##### INPUT DATA

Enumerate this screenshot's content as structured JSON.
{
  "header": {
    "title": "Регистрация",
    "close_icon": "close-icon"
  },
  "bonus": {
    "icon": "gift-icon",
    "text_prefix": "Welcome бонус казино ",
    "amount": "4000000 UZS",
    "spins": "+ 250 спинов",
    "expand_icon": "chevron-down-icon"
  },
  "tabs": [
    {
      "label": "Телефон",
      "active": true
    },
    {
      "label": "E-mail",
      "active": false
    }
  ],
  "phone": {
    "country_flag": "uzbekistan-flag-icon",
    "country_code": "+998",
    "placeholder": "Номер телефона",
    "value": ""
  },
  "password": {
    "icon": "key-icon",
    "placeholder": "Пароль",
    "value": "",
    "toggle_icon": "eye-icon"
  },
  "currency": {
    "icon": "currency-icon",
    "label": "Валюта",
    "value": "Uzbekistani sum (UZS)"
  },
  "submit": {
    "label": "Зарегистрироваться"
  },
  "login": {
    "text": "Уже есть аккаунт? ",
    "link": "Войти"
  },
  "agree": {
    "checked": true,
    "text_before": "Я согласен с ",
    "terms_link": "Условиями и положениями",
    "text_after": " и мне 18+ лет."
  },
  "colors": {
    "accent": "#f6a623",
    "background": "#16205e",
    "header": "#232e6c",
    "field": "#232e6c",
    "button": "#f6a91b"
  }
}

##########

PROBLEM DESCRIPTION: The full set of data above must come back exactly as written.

RESPONSE FOR THIS EXERCISE:
Enumerate this screenshot's content as structured JSON.
{
  "header": {
    "title": "Регистрация",
    "close_icon": "close-icon"
  },
  "bonus": {
    "icon": "gift-icon",
    "text_prefix": "Welcome бонус казино ",
    "amount": "4000000 UZS",
    "spins": "+ 250 спинов",
    "expand_icon": "chevron-down-icon"
  },
  "tabs": [
    {
      "label": "Телефон",
      "active": true
    },
    {
      "label": "E-mail",
      "active": false
    }
  ],
  "phone": {
    "country_flag": "uzbekistan-flag-icon",
    "country_code": "+998",
    "placeholder": "Номер телефона",
    "value": ""
  },
  "password": {
    "icon": "key-icon",
    "placeholder": "Пароль",
    "value": "",
    "toggle_icon": "eye-icon"
  },
  "currency": {
    "icon": "currency-icon",
    "label": "Валюта",
    "value": "Uzbekistani sum (UZS)"
  },
  "submit": {
    "label": "Зарегистрироваться"
  },
  "login": {
    "text": "Уже есть аккаунт? ",
    "link": "Войти"
  },
  "agree": {
    "checked": true,
    "text_before": "Я согласен с ",
    "terms_link": "Условиями и положениями",
    "text_after": " и мне 18+ лет."
  },
  "colors": {
    "accent": "#f6a623",
    "background": "#16205e",
    "header": "#232e6c",
    "field": "#232e6c",
    "button": "#f6a91b"
  }
}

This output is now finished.